Abe Names Special Strategic Zones in Bid to Boost Japan’s Allure
Japan announced the locations of special strategic zones in which looser regulations will be tested as part of Prime Minister Shinzo Abe’s drive to attract investment and boost the nation’s competitiveness.
Abe today named the capital region around Tokyo as a zone for international business and the Kansai area surrounding Osaka as one for medical innovation. Niigata in northern Japan and Yabu in central Japan were designated as agricultural zones. Fukuoka was made a special labor zone, and Okinawa will become a zone for international tourism.
The announcement is the first concrete sign in recent months that Abe is moving ahead with his growth strategy. With a sales-tax increase on April 1 set to trigger a one-quarter contraction, progress on the so-called third arrow of Abenomics may help sustain momentum in a recovery that so far has mostly been driven by unprecedented monetary easing.
“We have readied the drilling structure to smash rock-hard regulations,” Abe said at the meeting where he announced the zones. Abe said he will speed this process up, and over the next two years make a breach in all the rock-hard regulations.
Details of the zones have yet to be fleshed out, with detailed plans to come as soon as the summer, Abe said today. The next stage is for the Cabinet to formally approve the cities and regions, which may come in late April, Internal Affairs Minister Yoshitaka Shindo said today.
“I hope the zones succeed in blasting holes in vested interests,” said Masamichi Adachi, a senior economist at JPMorgan Chase & Co. in Tokyo. “They are significant from the perspective of increasing direct investment to Japan and offering an opportunity for Japanese companies to be more innovative.”

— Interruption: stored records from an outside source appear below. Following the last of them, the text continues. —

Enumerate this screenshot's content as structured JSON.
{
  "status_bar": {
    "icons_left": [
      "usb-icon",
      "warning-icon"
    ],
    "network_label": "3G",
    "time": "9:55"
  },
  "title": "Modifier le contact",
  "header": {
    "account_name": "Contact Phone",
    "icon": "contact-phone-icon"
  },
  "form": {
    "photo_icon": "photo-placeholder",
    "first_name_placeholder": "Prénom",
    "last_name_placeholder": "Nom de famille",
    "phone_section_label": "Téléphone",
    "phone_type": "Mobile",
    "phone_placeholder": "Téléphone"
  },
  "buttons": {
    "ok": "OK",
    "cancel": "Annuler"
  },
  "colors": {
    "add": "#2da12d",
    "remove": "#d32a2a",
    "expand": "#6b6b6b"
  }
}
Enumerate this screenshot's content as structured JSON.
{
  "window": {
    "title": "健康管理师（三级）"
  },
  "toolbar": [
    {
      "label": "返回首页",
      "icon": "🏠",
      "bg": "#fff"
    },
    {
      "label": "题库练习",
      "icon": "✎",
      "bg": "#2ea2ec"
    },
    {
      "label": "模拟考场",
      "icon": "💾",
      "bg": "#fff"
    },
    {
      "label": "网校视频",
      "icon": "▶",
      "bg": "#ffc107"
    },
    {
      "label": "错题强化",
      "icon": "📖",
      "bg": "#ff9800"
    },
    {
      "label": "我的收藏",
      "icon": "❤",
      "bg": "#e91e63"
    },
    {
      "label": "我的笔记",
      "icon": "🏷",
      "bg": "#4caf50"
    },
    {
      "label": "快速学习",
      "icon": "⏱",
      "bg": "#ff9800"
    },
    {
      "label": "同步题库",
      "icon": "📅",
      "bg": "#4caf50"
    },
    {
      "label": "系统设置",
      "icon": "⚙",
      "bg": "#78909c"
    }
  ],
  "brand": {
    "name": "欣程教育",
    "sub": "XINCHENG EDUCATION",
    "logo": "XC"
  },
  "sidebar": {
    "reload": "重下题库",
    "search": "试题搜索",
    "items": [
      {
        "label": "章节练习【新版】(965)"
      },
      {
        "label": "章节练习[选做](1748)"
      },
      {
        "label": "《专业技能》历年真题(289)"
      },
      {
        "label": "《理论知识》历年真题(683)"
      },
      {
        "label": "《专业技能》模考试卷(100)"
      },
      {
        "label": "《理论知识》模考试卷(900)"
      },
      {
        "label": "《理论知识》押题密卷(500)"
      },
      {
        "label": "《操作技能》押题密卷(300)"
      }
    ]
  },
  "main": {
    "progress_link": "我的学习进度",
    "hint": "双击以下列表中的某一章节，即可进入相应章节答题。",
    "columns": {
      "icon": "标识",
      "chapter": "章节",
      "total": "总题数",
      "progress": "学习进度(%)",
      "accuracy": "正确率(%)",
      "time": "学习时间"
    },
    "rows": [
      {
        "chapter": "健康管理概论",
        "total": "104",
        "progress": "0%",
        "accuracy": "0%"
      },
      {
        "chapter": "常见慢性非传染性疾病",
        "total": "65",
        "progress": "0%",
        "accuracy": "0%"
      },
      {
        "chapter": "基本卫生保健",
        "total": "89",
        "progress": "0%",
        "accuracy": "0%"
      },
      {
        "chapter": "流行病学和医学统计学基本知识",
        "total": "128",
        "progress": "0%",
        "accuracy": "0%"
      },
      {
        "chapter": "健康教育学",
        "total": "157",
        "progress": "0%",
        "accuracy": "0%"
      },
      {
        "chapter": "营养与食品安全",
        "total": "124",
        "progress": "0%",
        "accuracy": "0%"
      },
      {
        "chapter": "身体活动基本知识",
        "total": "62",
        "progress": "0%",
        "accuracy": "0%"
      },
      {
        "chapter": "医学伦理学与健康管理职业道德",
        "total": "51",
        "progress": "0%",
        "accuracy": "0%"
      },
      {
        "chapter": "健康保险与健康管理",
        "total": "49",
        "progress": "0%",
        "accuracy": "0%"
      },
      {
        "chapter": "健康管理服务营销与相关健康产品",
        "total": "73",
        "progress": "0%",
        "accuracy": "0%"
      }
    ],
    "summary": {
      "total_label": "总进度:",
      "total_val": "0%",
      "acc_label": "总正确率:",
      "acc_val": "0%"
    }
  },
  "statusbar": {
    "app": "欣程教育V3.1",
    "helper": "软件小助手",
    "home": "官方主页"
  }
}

The designated cities and regions were selected from a range of proposals submitted to the government last year.
The plan from Fukuoka City, the largest city on the southern island of Kyushu, included revising visa requirements for foreign workers and labor conditions at startup companies.
Yabu City, which has a population of about 30,000, proposed measures to return abandoned farmland to use, and promote development of value-added foodstuffs. Niigata City’s plan included promoting farmland amalgamation and also greater involvement of companies in farming.
Greater Tokyo aims to become the easiest international city in the world to do business, and the plan included loosened building regulations and revised labor conditions for global companies. The Kansai area plan included promoting medical and health-care innovation including regenerative medicine, and also revised labor conditions for venture capital and global companies.
“Central-city property prices will likely rise when various plans are announced,” Tatsuo Hatta, a member of a government council on special economic zones, said in a January interview. The changes will create opportunities to improve urban planning and make cities more enticing for employees of foreign companies, he said.
Okinawa prefecture proposed becoming a hub for international tourism with loosened visa requirements, and also allowing scuba-divers to take diving tests in languages other than Japanese. This approval “reflects the government’s strong feelings about Okinawa,” Hatta said to reporters today after the meeting.
“Designated areas, on my own watch, will cut through red tape. There, over the next two years, no vested interests will remain immune from my drill,” Abe said in a January speech in Davos. “In cities hoping to join the world-class, limits on floor area ratios will become a thing of the past. The sky will be the limit.”
China last year inaugurated a free-trade zone in an 11-square-mile area of Shanghai as a testing ground for free-market policies. The pilot includes trials of yuan convertibility in capital flows and the establishment of an international energy center.
Other examples in Asia include South Korea’s eight economic zones, and Malaysia’s southern Iskandar region. Russian officials are considering the creation of a special economic area in Crimea, Prime Minister Dmitry Medvedev said yesterday.
The announcement of the Japan zones “could be key in highlighting the re-acceleration of Abenomics,” Robert Feldman, head of Japan economic research at Morgan Stanley MUFG Securities in Tokyo, said in a March 27 report. The special-zone council includes “die-hard pro-reformers” so “Abe will have ample chance to push the third-arrow agenda,” he said.
The government plans to unveil the second stage of its growth strategy in June, in which it may signal plans to cut corporate taxes.
To contact the editors responsible for this story: Paul Panckhurst at email@example.com Andy Sharp, James Mayger